One afternoon as I was in a canoe with one of the Powaws, the dog barked and presently a moose passed by, within a few rods of us, so that the waves which he made by wading rolled our canoe. The Indian shot at him, but the moose took very little notice of it, and went into the woods to the southward. The fellow said, “I’ll try if I can’t fetch you back, for all your haste.” The evening following, we built our two wigwams on a sandy point on the upper end of an island in the river, northwest of the place where the moose went into the woods; and the Indian powawed the greatest part of the night following, and in the morning we had the fair track of a moose, round our wigwams, though we did not see or taste of it—I am of opinion, that the Devil was permitted to humor those unhappy wretches sometimes, in some things.

An Indian being some miles from his wigwam, and the weather being warm, he supposed the hedge-hogs would come out of their den. He waylaid the mouth of it till late at night. They not coming out as usual, he was going home, but had not passed far, before he saw a light like a blaze, at a little distance before him, and darting his spear at it, it disappeared. Then on the bank of the river, he heard a loud laughter, with a noise like a rattling in a man’s throat. The Indian railed at the demon whom he supposed made the noise, calling it a rotten spirit of no substance, etc. He continued to hear the noise and see the light till he came into the wigwam, which he entered, in his hunting habit, with snow-shoes and all on, so frightened, that it was some time before he could speak to relate what had happened.

That it may further appear how much they were deluded, or under the influence of Satan, read two stories which were related and believed by the Indians.

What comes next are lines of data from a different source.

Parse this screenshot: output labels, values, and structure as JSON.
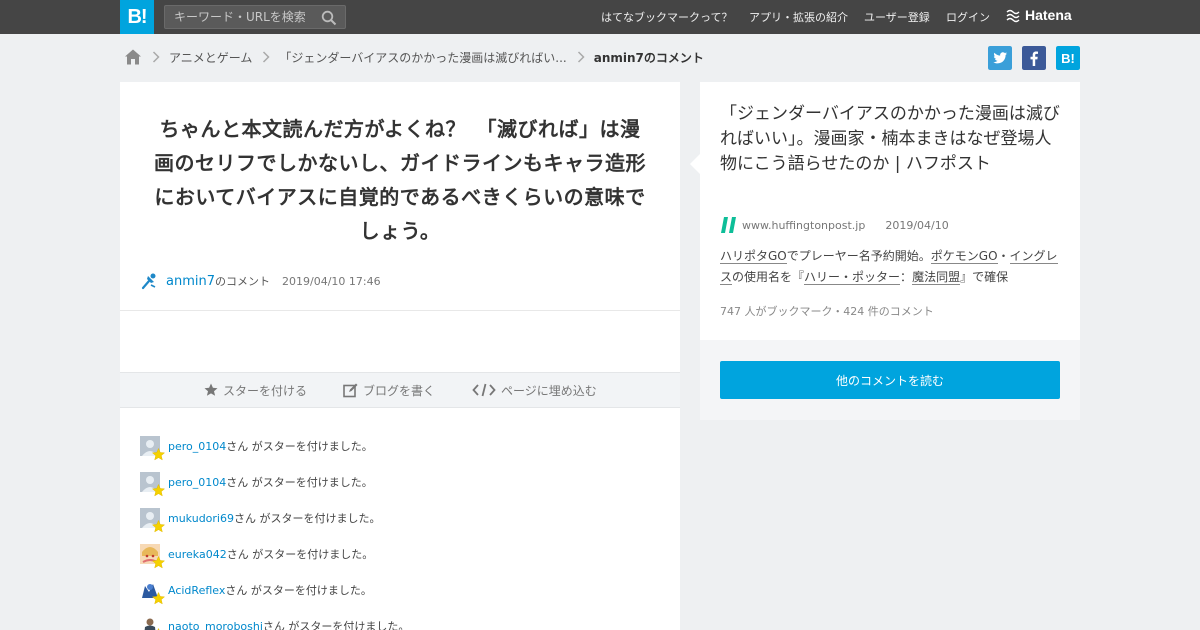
{
  "header": {
    "logo_text": "B!",
    "search_placeholder": "キーワード・URLを検索",
    "nav": [
      "はてなブックマークって？",
      "アプリ・拡張の紹介",
      "ユーザー登録",
      "ログイン"
    ],
    "brand": "Hatena",
    "accent": "#00a4de"
  },
  "breadcrumb": {
    "items": [
      "アニメとゲーム",
      "「ジェンダーバイアスのかかった漫画は滅びればい..."
    ],
    "current": "anmin7のコメント"
  },
  "share_icons": [
    "twitter-icon",
    "facebook-icon",
    "hatena-bookmark-icon"
  ],
  "comment": {
    "text": "ちゃんと本文読んだ方がよくね？　「滅びれば」は漫画のセリフでしかないし、ガイドラインもキャラ造形においてバイアスに自覚的であるべきくらいの意味でしょう。",
    "user": "anmin7",
    "user_suffix": "のコメント",
    "date": "2019/04/10 17:46"
  },
  "actions": {
    "star": "スターを付ける",
    "blog": "ブログを書く",
    "embed": "ページに埋め込む"
  },
  "stars": {
    "suffix": "さん がスターを付けました。",
    "users": [
      "pero_0104",
      "pero_0104",
      "mukudori69",
      "eureka042",
      "AcidReflex",
      "naoto_moroboshi"
    ]
  },
  "entry": {
    "title": "「ジェンダーバイアスのかかった漫画は滅びればいい」。漫画家・楠本まきはなぜ登場人物にこう語らせたのか | ハフポスト",
    "domain": "www.huffingtonpost.jp",
    "date": "2019/04/10",
    "body": {
      "p1": "ハリポタGO",
      "p2": "でプレーヤー名予約開始。",
      "p3": "ポケモンGO",
      "p4": "・",
      "p5": "イングレス",
      "p6": "の使用名を『",
      "p7": "ハリー・ポッター",
      "p8": "：",
      "p9": "魔法同盟",
      "p10": "』で確保"
    },
    "stats": "747 人がブックマーク・424 件のコメント",
    "read_more": "他のコメントを読む"
  }
}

The first of a boy who was carried away by a large bird called a Gulluoa, who buildeth her nest on a high rock or mountain. A boy was hunting with his bow and arrow at the foot of a rocky mountain, when the Gulluoa came diving through the air, grasped the boy in her talons, and though he was eight or ten years of age, she soared aloft, and laid him in her nest, a prey for her young; where the boy lay constantly on his face, but would look sometimes under his arms and saw two young ones with much fish and flesh in the nest, and the old bird constantly bringing more. So that the young ones not touching him, the old one clawed him up and set him where she found him; who returned, and related the odd event to his friends. As I have, in a canoe, passed near the mountain, the Indians have said to me, “There is the nest of the great bird that carried the boy away.” And there seemed to be a great number of sticks put together in form of a nest on the top of the mountain. At another time they said: “There is the bird, but he is now, as a boy to a giant, to what he was in former days.” The bird which they pointed to, was a large speckled bird, like an Eagle, though somewhat larger.

The other notion is, that a young Indian in his hunting was belated and lost his way, and on a sudden he was introduced to a large wigwam full of dried eels, which proved to be a beaver’s house, in which he lived till the spring of the year, when he was turned out of the house, and set upon a beaver-dam, and went home, and related the affair to his friends at large.